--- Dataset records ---

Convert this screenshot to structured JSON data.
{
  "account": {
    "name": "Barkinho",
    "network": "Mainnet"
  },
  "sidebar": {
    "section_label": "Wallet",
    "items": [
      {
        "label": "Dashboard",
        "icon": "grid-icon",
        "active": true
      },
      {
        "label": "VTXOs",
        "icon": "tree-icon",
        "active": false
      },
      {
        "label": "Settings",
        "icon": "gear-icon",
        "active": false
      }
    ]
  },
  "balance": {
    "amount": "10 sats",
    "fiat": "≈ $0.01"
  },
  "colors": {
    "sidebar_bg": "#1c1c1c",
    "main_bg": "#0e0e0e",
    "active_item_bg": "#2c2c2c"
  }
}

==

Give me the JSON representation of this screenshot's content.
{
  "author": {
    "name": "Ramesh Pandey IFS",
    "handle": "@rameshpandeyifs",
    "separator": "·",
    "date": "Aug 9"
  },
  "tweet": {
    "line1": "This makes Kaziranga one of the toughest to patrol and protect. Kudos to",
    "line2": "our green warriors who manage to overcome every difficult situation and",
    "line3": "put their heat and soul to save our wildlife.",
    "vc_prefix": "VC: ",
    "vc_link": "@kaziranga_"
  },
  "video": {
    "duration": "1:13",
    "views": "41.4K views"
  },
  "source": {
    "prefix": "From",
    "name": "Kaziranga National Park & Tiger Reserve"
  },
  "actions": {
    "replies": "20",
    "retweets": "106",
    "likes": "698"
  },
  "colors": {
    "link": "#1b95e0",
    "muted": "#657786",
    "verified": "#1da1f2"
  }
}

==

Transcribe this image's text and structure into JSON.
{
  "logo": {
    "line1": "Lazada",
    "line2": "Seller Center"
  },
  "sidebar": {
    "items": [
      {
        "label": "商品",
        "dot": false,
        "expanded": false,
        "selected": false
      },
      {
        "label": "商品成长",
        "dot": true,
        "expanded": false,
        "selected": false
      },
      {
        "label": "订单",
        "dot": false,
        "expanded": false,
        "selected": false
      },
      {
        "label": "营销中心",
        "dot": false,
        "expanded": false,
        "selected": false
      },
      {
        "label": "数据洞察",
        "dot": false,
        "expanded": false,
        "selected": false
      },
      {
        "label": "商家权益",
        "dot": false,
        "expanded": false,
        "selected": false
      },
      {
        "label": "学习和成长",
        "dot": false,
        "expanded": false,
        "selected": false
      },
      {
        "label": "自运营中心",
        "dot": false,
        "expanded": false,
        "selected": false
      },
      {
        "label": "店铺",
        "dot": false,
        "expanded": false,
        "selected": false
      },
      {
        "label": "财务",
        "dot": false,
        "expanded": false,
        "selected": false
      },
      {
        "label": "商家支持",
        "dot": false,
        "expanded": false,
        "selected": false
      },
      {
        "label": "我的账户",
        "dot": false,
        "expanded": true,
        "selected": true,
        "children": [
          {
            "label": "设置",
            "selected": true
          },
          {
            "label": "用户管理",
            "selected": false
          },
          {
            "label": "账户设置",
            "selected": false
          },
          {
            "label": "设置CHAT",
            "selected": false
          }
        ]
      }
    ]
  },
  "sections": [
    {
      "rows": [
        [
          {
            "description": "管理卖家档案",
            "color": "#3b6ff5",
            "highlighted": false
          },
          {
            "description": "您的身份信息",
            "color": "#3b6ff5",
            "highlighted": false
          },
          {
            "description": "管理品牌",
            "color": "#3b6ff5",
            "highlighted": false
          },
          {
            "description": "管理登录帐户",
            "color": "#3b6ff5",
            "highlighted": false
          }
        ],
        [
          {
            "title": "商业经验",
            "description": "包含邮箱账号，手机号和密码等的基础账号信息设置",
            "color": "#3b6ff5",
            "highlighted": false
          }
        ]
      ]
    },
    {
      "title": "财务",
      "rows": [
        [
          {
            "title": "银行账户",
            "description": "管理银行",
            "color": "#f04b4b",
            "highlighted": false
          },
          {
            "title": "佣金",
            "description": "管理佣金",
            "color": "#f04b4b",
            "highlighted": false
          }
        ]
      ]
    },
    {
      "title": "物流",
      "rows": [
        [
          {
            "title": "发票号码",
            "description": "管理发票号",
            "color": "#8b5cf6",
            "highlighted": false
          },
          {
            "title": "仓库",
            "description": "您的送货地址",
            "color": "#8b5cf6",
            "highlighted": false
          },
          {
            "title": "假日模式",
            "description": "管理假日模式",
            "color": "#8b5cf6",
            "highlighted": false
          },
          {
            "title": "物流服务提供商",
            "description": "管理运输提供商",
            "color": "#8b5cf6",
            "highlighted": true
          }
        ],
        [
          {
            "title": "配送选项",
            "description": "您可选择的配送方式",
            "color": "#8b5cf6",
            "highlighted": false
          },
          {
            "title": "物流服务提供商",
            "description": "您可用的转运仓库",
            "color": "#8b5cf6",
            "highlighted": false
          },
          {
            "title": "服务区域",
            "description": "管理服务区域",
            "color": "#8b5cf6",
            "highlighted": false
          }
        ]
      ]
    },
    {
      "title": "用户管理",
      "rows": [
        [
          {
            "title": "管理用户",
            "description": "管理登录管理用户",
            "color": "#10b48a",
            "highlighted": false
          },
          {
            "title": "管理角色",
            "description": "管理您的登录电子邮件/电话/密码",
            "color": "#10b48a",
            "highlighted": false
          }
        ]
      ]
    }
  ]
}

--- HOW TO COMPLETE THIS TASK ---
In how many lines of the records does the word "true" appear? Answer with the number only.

--- EXERCISE ANSWER ---
6